▶ [TASK BRIEF]: Which lines of the records below contain the word "business"? Show each one.

Source data:
***

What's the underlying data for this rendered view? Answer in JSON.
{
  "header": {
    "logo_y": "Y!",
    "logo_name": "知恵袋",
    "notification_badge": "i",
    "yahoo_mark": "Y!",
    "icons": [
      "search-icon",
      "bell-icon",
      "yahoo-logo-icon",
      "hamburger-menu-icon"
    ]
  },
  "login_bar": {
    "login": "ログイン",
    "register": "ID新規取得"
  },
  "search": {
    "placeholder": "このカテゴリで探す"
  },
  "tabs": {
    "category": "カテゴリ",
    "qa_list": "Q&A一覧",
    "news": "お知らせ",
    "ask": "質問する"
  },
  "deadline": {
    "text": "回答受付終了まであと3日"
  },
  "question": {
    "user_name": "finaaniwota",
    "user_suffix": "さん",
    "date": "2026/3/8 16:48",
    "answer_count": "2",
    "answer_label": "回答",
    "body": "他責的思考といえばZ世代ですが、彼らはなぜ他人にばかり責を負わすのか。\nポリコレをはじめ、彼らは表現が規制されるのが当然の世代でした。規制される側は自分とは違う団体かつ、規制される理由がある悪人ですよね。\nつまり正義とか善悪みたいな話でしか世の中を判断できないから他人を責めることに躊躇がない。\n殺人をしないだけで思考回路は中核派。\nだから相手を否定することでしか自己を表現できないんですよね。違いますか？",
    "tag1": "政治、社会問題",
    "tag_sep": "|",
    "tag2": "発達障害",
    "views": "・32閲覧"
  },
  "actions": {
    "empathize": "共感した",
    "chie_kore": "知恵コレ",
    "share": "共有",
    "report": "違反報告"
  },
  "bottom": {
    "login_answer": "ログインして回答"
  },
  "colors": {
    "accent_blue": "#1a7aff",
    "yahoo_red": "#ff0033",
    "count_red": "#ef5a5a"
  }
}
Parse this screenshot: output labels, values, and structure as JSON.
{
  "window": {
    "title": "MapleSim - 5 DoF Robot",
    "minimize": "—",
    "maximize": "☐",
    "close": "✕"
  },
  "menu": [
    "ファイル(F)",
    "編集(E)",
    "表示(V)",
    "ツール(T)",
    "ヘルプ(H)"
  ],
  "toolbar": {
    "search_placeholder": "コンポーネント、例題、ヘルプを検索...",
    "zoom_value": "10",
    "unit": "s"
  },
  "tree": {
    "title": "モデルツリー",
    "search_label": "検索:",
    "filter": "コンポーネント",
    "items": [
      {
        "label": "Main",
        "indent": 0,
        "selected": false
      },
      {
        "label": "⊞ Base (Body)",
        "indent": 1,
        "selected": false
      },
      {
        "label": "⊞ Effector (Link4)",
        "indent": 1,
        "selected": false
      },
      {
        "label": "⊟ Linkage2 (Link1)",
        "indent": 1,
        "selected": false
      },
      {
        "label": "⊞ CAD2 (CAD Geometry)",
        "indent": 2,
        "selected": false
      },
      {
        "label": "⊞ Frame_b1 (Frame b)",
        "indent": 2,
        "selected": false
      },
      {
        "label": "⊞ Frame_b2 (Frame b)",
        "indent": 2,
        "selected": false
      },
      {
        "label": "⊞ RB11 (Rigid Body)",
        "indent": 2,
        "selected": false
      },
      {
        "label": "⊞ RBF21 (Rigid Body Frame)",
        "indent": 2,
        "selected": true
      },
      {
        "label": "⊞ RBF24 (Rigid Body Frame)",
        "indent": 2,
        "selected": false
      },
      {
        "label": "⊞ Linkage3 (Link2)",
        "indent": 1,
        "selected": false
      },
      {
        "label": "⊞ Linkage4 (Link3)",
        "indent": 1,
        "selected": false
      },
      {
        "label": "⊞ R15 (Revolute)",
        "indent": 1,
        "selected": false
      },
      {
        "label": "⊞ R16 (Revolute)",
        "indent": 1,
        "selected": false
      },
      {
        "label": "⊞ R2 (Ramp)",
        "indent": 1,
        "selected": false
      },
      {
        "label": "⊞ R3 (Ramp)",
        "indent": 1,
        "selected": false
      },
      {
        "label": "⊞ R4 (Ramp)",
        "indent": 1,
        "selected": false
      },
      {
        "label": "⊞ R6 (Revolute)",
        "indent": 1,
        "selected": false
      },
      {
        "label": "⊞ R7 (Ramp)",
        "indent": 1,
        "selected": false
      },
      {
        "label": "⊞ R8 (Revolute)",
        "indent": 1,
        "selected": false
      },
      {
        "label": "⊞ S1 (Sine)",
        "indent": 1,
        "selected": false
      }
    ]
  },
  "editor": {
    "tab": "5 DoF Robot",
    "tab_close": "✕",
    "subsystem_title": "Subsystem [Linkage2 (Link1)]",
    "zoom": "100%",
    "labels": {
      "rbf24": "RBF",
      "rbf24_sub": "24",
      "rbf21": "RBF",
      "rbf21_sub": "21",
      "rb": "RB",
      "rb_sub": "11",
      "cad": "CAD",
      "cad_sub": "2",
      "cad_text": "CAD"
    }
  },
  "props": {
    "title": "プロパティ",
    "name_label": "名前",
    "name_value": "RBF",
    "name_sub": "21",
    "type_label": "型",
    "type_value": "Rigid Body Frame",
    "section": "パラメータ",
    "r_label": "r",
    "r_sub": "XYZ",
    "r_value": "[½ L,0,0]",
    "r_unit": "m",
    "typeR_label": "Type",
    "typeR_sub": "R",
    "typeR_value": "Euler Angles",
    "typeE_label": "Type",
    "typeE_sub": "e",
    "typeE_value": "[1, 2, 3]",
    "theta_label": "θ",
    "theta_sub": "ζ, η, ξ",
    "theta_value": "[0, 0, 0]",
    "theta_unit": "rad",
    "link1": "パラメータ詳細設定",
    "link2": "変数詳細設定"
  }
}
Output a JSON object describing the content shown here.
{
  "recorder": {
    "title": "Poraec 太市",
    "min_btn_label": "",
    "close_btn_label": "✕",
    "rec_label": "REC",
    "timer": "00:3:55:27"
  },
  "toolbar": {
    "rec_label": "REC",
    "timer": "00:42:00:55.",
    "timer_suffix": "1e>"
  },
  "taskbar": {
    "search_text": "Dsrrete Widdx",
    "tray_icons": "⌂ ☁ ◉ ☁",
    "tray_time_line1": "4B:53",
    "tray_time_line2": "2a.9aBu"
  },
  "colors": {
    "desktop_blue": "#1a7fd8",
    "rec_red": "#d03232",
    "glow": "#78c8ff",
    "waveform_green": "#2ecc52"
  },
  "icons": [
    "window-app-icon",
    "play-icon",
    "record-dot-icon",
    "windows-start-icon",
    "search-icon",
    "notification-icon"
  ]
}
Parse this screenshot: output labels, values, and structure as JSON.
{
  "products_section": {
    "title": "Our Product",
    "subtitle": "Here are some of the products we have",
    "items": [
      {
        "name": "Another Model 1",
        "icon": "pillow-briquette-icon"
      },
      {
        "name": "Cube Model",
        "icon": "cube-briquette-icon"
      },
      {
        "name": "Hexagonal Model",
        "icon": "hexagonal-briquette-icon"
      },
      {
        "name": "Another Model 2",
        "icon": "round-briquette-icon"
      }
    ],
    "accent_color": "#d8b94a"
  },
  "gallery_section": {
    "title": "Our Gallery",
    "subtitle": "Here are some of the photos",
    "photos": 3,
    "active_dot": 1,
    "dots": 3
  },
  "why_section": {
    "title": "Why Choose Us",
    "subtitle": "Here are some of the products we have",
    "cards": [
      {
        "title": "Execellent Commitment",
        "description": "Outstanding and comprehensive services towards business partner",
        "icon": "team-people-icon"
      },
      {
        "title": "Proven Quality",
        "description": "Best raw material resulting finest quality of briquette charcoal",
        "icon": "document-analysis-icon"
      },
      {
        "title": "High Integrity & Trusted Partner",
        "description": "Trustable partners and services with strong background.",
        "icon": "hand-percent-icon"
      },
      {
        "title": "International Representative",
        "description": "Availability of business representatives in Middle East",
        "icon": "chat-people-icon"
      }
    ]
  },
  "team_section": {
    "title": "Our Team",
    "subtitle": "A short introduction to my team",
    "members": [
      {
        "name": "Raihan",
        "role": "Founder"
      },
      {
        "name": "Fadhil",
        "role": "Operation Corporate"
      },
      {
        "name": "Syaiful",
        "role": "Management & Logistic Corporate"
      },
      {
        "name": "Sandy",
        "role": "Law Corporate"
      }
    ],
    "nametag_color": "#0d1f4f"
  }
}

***

▶ [RESPONSE]:
        "description": "Outstanding and comprehensive services towards business partner",
        "description": "Availability of business representatives in Middle East",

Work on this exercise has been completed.